The German government wants to introduce draft regulations for blockchain assets this summer. The focus is on regulating asset tokenization and creating legal certainty.
In February, ICO.li reported on the German government starting a consultation process asking blockchain companies for advice. The goal was to assess the opportunities and pitfalls of the technology and formulate a blockchain strategy by summer 2019.
It’s Mai now; summer is coming. And indeed, the German government seems eager to move ahead. According to the German business news outlet Handelsblatt, the government plans to introduce draft regulations for the issuance of blockchain bonds in the coming months.
Thomas Heilman, the blockchain correspondent of the CDU, the political party ruling the current coalition government, says, “We consider it to be of crucial importance to move blockchain technology forward in Germany, specifically in 2019.”
According to Handelsblatt, there is already a summary paper in place that will be used to draft up legislation. It focuses on the regulation of blockchain-based bond issuances and aims at recognizing digital tokens as legally valid assets.
The fact that the government is primarily concerned with bond issuances is undoubtedly inspired by the Bitbond Security Token Offering (STO), the first-ever STO that was approved by the German financial markets regulator Bafin earlier this year. Bitbond tokenized a bond structure, issuing a token that grants investors rights to coupons and principal payments.

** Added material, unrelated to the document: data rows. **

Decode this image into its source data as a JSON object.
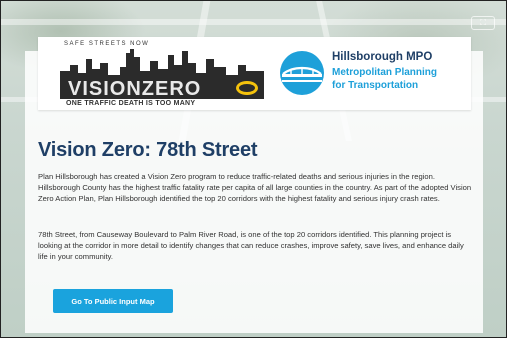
{
  "header": {
    "visionzero_logo": {
      "tagline": "SAFE STREETS NOW",
      "wordmark": "VISIONZERO",
      "slogan": "ONE TRAFFIC DEATH IS TOO MANY",
      "accent_color": "#f4c20d"
    },
    "mpo_logo": {
      "title": "Hillsborough MPO",
      "subtitle_line1": "Metropolitan Planning",
      "subtitle_line2": "for Transportation",
      "icon": "bridge-globe-icon",
      "title_color": "#1f3f66",
      "subtitle_color": "#1ea0d9"
    }
  },
  "main": {
    "title": "Vision Zero: 78th Street",
    "paragraph1": "Plan Hillsborough has created a Vision Zero program to reduce traffic-related deaths and serious injuries in the region. Hillsborough County has the highest traffic fatality rate per capita of all large counties in the country. As part of the adopted Vision Zero Action Plan, Plan Hillsborough identified the top 20 corridors with the highest fatality and serious injury crash rates.",
    "paragraph2": "78th Street, from Causeway Boulevard to Palm River Road, is one of the top 20 corridors identified. This planning project is looking at the corridor in more detail to identify changes that can reduce crashes, improve safety, save lives, and enhance daily life in your community.",
    "cta_label": "Go To Public Input Map",
    "cta_color": "#1aa3dd"
  }
}
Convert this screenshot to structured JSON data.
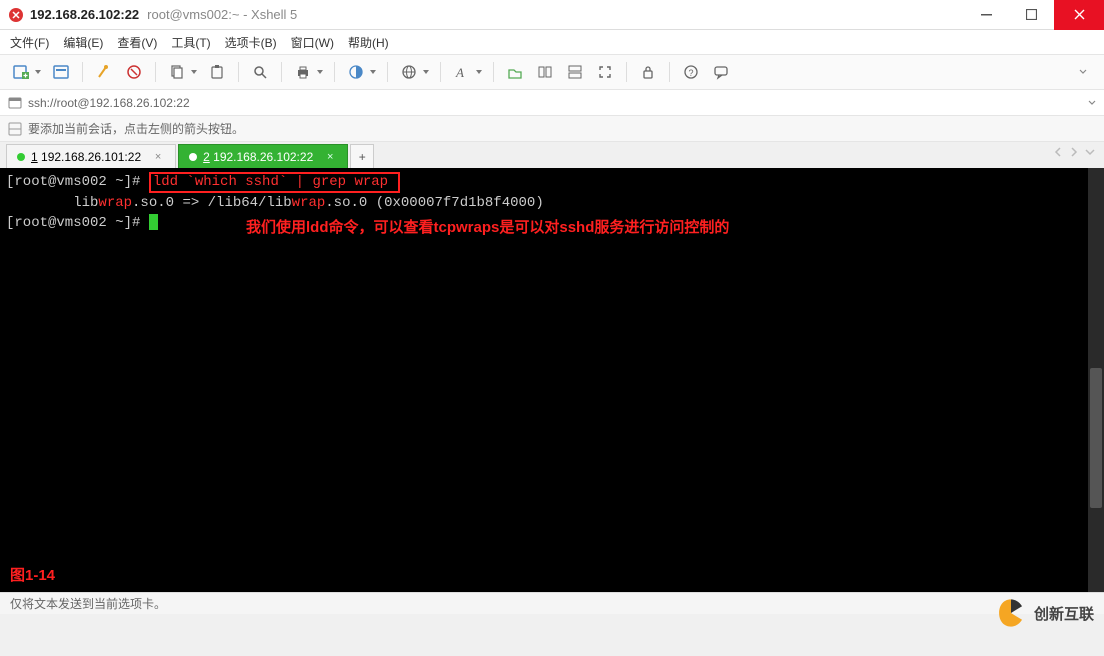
{
  "window": {
    "title_main": "192.168.26.102:22",
    "title_sub": "root@vms002:~ - Xshell 5"
  },
  "menu": {
    "file": "文件(F)",
    "edit": "编辑(E)",
    "view": "查看(V)",
    "tools": "工具(T)",
    "tabs": "选项卡(B)",
    "window": "窗口(W)",
    "help": "帮助(H)"
  },
  "address": {
    "url": "ssh://root@192.168.26.102:22"
  },
  "info": {
    "text": "要添加当前会话，点击左侧的箭头按钮。"
  },
  "tabs": {
    "tab1_num": "1",
    "tab1_label": " 192.168.26.101:22",
    "tab2_num": "2",
    "tab2_label": " 192.168.26.102:22",
    "add": "+"
  },
  "terminal": {
    "prompt1_a": "[root@vms002 ~]# ",
    "cmd1": "ldd `which sshd` | grep wrap ",
    "out_pre": "        lib",
    "out_w1": "wrap",
    "out_mid": ".so.0 => /lib64/lib",
    "out_w2": "wrap",
    "out_post": ".so.0 (0x00007f7d1b8f4000)",
    "prompt2": "[root@vms002 ~]# ",
    "annotation": "我们使用ldd命令，可以查看tcpwraps是可以对sshd服务进行访问控制的",
    "figlabel": "图1-14"
  },
  "status": {
    "text": "仅将文本发送到当前选项卡。"
  },
  "watermark": {
    "text": "创新互联"
  },
  "colors": {
    "tab_active_bg": "#34b233",
    "highlight_red": "#ff2020",
    "close_btn": "#e81123"
  }
}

Investor protection seems the government’s prime concern
Currently, there are no blockchain-specific regulations in place in Germany. Thus, STOs fall under the European MiFID regulations, while ICOs remain mostly unregulated. The Bafin has in the past taken a conservative stance, especially regarding cryptocurrency and has shut down multiple crypto-exchanges.
The government has set eyes on asset tokenization, which is said to become a megatrend over the coming years. Heilman explains lawmakers are considering using notaries for token transactions. If an issuer becomes insolvent, token holders can transfer their token to a licensed notary, who then issues the legal paperwork required to seize the issuer’s assets. This way, the government aims at eliminating a current grey zone around token issuances and provides more legal security for token holders.
Lawmakers under pressure to take action; neighboring countries are getting ahead
Even though Germany is Europe’s largest economy and a worldwide leading technology nation, it has so far not taken any steps to accommodate blockchain businesses. Other nations, such as neighboring Switzerland and Liechtenstein, have been more proactive. Liechtenstein has just introduced the Blockchain Act, the first holistic regulatory framework for a token economy.
Frank Schaeffler, the blockchain expert of the German liberal party FDP, says, “The government has finally woken up. Now things need to move fast. Crypto issuers and investors are looking for a regulated financial marketplace for their activities which can compete on the international stage. Germany has a chance to get ahead of the curve.”
Schaeffler also points to Liechtenstein‘s Blockchain Act. Several businesses in Liechtenstein have already launched STOs and rolled out blockchain bonds including various asset classes. It’s about time for Europe’s leading economy to get in gear, too. While German lawmakers are still planning, others are already taking action.